Website and app data records:
*** Begin section ***

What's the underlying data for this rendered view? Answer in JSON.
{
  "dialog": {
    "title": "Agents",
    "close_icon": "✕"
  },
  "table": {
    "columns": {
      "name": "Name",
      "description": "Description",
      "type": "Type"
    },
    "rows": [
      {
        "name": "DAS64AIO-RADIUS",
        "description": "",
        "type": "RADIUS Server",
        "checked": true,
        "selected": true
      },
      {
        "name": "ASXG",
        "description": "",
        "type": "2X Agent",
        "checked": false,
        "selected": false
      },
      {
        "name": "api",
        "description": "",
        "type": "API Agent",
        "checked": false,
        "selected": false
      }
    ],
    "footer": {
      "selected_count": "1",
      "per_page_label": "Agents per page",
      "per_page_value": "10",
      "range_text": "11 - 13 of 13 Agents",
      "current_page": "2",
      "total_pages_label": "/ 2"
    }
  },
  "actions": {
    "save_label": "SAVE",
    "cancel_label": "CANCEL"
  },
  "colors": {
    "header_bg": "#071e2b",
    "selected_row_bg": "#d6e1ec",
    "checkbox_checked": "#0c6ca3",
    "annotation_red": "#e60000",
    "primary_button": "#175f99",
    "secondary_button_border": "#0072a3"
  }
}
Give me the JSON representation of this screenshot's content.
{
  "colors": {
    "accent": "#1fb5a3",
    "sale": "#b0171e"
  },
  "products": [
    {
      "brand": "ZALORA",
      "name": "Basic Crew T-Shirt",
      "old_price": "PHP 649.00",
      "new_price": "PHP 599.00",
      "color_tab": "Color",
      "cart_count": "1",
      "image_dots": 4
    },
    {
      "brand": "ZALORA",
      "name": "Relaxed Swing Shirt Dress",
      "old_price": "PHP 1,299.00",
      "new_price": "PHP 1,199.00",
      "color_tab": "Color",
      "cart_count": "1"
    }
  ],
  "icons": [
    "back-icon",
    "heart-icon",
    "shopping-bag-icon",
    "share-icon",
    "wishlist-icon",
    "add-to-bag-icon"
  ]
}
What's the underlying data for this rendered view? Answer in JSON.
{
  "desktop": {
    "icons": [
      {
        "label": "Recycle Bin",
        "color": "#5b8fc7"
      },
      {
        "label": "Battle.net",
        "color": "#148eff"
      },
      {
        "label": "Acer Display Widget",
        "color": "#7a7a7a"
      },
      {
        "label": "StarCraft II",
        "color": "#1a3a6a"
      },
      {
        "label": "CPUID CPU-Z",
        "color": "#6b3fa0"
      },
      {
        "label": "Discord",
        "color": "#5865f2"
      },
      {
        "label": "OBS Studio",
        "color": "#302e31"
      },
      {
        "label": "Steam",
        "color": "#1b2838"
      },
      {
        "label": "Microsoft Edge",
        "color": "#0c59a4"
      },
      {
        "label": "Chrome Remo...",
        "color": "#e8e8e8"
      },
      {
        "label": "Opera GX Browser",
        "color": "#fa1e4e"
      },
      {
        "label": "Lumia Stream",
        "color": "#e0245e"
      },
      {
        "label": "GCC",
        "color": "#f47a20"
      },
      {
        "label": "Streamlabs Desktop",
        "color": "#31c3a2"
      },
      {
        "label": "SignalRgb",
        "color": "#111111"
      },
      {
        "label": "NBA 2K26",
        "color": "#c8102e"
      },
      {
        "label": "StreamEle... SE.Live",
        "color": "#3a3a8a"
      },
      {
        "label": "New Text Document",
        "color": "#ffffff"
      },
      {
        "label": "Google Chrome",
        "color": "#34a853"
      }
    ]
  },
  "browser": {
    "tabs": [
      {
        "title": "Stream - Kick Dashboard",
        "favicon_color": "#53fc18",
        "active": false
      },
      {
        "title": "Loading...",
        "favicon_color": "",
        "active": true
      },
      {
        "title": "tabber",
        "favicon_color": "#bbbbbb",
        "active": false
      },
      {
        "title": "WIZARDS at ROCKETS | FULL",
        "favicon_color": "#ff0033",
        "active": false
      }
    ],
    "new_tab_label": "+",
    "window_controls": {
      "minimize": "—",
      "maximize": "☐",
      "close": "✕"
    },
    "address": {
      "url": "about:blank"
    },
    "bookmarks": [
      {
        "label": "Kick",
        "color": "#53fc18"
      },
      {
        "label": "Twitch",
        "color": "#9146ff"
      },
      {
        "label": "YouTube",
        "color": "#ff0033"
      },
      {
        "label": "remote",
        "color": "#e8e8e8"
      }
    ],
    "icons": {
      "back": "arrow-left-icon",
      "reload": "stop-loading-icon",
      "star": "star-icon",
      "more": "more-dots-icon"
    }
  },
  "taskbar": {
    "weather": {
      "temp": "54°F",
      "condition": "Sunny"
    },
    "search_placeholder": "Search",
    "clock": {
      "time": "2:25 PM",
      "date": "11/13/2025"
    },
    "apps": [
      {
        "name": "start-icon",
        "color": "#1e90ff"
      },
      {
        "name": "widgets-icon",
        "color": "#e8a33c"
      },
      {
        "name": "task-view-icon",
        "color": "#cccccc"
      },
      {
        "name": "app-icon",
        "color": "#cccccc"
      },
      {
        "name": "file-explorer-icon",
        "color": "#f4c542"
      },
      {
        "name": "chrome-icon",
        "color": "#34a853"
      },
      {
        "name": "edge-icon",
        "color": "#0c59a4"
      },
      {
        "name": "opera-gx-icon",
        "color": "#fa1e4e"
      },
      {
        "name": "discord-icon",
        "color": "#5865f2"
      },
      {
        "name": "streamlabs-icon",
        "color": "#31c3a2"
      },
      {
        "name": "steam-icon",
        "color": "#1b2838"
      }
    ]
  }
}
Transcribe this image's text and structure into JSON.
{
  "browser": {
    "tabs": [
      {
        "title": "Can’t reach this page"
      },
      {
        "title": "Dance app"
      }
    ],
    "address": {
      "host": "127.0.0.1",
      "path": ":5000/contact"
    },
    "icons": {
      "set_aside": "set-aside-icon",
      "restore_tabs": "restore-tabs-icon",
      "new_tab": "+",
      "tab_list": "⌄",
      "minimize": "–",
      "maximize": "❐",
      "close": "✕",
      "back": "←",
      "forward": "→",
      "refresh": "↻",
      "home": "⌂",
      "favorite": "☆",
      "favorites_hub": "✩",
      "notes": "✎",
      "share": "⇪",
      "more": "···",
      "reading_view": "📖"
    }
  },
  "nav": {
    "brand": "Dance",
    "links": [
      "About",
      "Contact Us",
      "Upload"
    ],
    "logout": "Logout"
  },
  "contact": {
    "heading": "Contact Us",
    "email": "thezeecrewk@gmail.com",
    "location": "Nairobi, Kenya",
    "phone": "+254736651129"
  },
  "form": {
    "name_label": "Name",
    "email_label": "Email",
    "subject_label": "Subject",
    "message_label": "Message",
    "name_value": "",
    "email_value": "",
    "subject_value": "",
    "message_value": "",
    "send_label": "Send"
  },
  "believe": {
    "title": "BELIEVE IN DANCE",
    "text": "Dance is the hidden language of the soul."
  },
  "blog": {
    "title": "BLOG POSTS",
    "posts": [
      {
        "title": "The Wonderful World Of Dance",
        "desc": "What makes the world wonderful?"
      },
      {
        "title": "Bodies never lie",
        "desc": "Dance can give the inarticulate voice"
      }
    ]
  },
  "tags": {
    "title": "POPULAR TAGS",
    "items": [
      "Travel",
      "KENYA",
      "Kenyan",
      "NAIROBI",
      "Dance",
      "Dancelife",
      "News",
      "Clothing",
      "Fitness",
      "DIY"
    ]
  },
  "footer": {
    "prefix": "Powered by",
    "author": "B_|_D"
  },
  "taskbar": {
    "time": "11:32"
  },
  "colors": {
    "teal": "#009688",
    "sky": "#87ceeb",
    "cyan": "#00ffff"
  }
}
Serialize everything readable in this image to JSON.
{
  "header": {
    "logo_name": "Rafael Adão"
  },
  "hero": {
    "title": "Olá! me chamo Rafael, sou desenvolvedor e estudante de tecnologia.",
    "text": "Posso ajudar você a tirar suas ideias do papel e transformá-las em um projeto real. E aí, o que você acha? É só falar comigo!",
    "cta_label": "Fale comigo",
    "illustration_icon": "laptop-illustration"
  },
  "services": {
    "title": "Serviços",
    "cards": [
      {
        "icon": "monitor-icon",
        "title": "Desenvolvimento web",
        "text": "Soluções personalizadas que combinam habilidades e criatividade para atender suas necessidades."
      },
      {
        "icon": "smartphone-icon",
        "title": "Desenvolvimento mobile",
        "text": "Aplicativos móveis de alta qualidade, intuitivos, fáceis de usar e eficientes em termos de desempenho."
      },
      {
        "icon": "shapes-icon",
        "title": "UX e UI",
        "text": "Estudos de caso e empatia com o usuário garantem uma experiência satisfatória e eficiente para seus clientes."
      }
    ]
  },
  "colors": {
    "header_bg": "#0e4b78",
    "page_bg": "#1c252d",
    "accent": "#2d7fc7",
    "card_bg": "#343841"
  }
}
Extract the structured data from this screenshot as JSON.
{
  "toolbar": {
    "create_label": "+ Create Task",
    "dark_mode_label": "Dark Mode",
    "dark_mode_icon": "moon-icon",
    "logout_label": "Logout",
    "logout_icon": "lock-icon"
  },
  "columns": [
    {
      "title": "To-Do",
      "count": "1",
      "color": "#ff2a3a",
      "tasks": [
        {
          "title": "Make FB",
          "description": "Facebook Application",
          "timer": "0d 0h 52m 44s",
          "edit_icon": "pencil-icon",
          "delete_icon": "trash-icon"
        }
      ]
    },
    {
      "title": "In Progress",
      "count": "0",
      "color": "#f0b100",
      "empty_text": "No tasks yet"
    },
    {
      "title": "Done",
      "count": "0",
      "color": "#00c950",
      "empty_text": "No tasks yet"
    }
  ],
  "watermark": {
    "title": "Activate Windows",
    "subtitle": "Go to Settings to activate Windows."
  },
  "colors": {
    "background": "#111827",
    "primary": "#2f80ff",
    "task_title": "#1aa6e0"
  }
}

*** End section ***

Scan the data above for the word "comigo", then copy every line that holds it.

    "text": "Posso ajudar você a tirar suas ideias do papel e transformá-las em um projeto real. E aí, o que você acha? É só falar comigo!",
    "cta_label": "Fale comigo",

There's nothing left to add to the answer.